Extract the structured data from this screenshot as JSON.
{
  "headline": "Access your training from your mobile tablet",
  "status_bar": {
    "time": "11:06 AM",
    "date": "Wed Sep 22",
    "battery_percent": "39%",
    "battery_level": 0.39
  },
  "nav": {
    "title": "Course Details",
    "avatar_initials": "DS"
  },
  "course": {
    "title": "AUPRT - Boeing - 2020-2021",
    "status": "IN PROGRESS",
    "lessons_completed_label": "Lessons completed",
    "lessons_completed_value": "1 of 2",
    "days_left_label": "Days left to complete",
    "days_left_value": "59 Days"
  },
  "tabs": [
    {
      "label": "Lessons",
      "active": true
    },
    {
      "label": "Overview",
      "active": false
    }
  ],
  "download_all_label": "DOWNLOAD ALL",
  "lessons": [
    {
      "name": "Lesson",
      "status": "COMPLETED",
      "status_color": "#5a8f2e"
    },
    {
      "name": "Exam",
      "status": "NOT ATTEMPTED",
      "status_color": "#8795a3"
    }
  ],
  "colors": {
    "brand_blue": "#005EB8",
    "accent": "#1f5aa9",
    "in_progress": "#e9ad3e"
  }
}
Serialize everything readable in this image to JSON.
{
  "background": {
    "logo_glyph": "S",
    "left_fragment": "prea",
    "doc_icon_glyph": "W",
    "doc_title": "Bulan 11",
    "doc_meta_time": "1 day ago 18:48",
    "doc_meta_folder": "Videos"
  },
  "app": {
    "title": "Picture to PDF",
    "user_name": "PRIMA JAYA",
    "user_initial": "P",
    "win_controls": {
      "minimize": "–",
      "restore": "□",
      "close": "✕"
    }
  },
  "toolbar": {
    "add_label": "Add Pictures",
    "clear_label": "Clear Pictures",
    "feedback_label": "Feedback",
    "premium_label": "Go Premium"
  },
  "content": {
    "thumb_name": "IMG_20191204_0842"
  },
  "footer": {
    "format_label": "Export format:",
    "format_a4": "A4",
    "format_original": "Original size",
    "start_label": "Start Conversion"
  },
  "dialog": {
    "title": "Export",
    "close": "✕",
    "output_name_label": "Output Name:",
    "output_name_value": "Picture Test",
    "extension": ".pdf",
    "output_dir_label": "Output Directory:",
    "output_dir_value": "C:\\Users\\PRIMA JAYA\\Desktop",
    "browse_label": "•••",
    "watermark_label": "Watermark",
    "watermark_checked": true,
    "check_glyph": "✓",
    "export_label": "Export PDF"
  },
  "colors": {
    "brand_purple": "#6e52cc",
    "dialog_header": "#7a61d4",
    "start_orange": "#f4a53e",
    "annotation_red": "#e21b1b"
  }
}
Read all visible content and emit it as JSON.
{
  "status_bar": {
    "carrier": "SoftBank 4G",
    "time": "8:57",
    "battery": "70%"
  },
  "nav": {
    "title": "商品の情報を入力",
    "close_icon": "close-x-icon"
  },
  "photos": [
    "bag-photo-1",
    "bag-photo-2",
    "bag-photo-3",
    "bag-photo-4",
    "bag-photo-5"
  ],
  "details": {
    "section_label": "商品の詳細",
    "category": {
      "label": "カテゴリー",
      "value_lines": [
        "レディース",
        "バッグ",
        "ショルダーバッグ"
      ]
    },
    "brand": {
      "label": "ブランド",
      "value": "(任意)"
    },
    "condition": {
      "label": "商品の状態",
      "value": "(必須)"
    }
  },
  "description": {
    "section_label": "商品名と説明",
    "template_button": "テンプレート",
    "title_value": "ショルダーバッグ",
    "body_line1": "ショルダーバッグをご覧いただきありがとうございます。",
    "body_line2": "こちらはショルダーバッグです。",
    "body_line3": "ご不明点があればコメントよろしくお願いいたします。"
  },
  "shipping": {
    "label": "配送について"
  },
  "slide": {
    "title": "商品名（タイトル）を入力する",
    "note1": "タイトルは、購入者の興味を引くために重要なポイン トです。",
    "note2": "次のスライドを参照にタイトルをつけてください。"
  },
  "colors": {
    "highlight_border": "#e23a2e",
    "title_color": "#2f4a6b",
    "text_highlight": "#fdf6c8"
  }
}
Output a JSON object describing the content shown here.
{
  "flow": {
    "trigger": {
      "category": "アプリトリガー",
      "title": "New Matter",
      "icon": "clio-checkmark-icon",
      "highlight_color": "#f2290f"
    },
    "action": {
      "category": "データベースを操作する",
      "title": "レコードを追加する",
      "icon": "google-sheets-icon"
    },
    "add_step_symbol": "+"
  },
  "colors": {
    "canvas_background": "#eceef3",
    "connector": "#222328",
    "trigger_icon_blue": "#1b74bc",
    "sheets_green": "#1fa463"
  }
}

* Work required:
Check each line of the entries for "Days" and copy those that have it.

* Solution for this task:
    "days_left_label": "Days left to complete",
    "days_left_value": "59 Days"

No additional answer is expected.